> _Entries from a dataset of interfaces_
"""
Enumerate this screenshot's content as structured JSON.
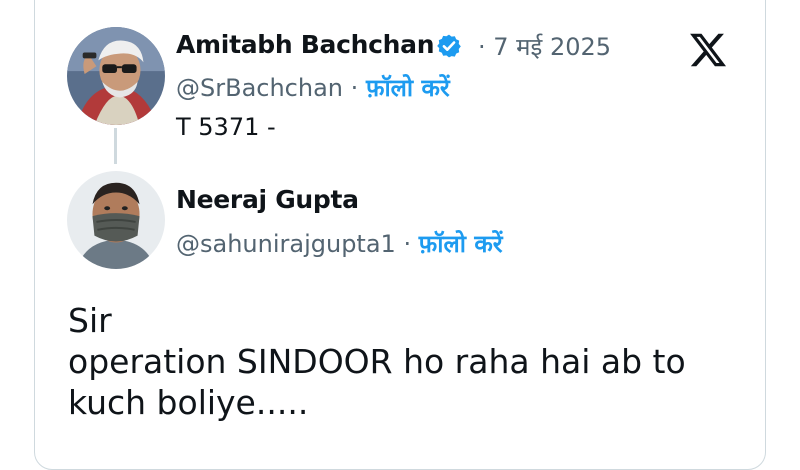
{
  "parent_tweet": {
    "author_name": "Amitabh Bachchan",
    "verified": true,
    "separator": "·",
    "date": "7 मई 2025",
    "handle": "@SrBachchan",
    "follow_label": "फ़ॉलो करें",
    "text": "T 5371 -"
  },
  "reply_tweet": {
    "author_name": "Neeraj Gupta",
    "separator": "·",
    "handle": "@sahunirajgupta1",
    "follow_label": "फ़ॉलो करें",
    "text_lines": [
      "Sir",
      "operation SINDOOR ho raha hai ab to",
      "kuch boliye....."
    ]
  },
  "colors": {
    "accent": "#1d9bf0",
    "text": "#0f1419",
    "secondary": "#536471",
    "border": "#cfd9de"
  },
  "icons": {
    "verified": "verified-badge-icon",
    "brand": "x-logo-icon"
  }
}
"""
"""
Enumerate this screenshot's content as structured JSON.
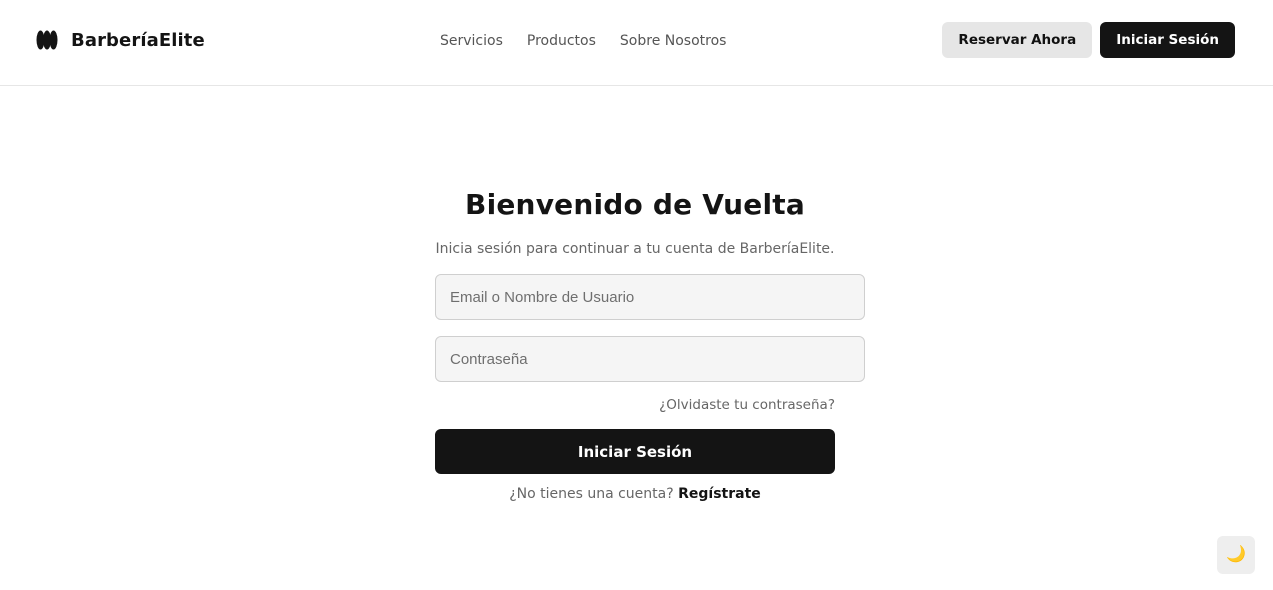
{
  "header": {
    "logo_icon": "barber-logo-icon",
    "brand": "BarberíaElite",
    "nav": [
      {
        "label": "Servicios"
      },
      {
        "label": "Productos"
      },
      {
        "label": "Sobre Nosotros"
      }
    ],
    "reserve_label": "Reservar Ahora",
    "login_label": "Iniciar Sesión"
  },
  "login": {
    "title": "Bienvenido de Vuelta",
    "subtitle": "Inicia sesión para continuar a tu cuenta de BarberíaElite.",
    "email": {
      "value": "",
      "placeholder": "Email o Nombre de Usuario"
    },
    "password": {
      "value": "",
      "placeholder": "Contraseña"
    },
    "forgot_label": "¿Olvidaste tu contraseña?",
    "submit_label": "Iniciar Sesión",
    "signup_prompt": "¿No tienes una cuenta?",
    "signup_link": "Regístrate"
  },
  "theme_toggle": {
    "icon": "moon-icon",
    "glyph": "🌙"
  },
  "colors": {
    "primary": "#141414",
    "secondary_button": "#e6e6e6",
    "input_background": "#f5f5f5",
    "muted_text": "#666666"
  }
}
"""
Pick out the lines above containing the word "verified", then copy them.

> _Exercise answer_
    "verified": true,
    "verified": "verified-badge-icon",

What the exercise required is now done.